“It was sad, in many ways, but Patrick was on the phone and Honor was there, looking so beautiful… My greatest memory has to be when one of my dearest friends, Paul O’Grady, said, ‘Just meet me down by the Thames, and we’ll go to Chichester together’. It was very early in the morning. I arrived where he told me to go, and it was a heliport! We got into a helicopter, which he’d hired, a cork came out of a bottle of champagne, and we flew down over the countryside and landed in a huge field, where all the fans ran out to meet us. That was a wonderful memory, and we also left the same way, flying to Paul’s beautiful home in Kent. Pretty Avengers-like, wouldn’t you say? Paul used to love to dress like John Steed; he was the first person who emulated the way Steed dressed.
“The other wonderful thing was the enthusiasm: this was a university, and the insight and in-depth knowledge of scripts, storylines and characters by the attendees… they knew everything. Their questions were astounding. Avengers fans seem to be rather intellectual; they take it very seriously. We wanted it to go on for two more days, we really did. We also raised a lot of money for charity.
“For the 60th anniversary… I’m not sure I can answer that off the top of my head, but I wish there would be a helicopter ride involved as well!”

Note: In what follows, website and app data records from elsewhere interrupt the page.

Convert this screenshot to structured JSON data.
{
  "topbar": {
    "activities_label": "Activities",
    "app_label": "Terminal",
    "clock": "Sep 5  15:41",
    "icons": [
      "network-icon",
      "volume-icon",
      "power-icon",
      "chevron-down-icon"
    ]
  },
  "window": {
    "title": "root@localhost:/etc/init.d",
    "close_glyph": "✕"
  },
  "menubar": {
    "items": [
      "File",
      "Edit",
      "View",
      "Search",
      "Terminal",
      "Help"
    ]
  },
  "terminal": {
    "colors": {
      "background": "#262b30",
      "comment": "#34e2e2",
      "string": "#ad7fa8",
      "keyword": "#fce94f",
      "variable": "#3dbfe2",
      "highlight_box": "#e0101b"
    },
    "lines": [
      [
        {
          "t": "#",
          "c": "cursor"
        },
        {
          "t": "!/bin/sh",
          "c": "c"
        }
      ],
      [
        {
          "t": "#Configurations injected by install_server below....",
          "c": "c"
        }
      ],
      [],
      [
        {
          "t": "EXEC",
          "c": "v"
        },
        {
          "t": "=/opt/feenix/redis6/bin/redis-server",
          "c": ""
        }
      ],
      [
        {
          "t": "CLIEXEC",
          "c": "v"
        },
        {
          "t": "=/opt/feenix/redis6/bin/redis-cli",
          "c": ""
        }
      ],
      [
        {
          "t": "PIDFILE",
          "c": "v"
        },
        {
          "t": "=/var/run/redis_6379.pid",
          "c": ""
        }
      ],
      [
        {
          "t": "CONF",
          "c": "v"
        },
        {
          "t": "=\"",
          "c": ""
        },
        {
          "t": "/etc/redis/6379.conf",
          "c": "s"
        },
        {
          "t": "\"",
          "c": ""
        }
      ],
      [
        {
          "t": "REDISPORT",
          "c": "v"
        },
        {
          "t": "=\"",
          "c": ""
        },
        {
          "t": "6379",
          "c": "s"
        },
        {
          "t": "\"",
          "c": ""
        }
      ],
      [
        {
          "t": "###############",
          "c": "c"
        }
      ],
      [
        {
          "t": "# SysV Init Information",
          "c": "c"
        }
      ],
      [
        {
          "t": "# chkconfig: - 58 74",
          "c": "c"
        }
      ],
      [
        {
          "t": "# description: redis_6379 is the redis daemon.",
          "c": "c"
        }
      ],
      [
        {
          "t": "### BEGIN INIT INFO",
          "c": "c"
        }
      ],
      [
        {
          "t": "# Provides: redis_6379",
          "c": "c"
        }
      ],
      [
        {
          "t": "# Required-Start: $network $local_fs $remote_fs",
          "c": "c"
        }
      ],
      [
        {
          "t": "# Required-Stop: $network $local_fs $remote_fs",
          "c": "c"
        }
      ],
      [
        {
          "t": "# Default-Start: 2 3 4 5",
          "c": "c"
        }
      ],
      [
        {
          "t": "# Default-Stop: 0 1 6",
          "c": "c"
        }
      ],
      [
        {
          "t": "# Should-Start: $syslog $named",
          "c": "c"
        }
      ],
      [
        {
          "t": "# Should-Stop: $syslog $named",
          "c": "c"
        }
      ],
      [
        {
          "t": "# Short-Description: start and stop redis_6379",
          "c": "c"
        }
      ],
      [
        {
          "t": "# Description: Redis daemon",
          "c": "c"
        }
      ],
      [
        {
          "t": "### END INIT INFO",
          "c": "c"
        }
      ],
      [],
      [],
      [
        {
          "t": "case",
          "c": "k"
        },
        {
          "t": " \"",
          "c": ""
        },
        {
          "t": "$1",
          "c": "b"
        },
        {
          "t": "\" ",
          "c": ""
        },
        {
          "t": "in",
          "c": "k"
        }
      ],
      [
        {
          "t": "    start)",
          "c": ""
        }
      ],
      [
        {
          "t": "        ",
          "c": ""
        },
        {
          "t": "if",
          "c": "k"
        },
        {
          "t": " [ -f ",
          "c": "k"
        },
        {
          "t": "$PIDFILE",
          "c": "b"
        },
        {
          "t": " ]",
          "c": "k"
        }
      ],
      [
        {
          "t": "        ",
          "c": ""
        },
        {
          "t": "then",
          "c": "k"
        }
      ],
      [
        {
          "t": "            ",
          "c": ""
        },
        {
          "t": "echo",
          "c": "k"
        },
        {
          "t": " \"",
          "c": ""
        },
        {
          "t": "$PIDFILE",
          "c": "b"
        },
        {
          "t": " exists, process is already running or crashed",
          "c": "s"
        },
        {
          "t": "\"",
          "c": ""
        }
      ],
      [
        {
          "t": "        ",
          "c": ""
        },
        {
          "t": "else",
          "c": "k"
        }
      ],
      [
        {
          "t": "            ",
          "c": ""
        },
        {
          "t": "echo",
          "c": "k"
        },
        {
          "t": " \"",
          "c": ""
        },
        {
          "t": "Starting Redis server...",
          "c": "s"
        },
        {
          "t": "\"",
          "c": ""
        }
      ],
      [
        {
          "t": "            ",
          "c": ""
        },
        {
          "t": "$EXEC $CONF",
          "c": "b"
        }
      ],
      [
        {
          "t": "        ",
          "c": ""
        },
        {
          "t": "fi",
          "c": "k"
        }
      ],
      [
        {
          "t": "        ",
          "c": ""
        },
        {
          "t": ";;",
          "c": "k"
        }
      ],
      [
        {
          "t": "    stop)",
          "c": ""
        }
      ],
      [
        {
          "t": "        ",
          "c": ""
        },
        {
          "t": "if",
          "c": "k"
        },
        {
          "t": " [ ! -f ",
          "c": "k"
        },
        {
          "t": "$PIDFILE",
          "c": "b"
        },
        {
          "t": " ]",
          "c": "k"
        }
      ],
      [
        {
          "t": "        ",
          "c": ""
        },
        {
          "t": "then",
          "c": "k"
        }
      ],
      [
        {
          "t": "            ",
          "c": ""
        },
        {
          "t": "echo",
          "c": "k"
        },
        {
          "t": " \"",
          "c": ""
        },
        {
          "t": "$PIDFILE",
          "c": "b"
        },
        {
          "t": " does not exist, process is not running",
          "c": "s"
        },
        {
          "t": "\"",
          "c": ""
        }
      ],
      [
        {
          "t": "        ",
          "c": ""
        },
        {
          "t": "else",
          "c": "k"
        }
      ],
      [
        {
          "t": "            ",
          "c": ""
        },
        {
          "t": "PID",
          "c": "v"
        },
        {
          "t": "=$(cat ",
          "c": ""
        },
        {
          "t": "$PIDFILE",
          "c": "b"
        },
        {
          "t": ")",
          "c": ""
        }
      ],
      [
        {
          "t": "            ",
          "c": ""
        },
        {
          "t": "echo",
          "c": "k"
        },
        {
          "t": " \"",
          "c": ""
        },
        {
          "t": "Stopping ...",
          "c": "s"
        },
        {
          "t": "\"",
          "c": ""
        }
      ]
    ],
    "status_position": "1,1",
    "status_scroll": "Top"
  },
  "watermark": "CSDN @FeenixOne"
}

There may not be a helicopter ride this time, but Linda is taking part in StudioCanal’s The Avengers at 60 virtual event on 29 January at 8pm. Click here for more information!
❉ Due for release in April 2021, ‘The Avengers: The Comic Strip Adaptations Volume 05: Steed & Tara King’ is now available for pre-order exclusively from the Big Finish website, as a collector’s edition four-disc box set (£29.99) or digital download (£24.99). Big Finish listeners can save money by purchasing volumes 3-5 together as a single bundle from as little as £70.
❉ Robert Fairclough is a film and TV journalist and blogger and a regular contributor to We Are Cult, ‘Doctor Who Magazine’ and ‘Infinity’. He is the author of books on the iconic TV series ‘The Prisoner’, and co-author (with Mike Kenwood) of definitive guides to the classic TV dramas ‘The Sweeney’ and ‘Callan’.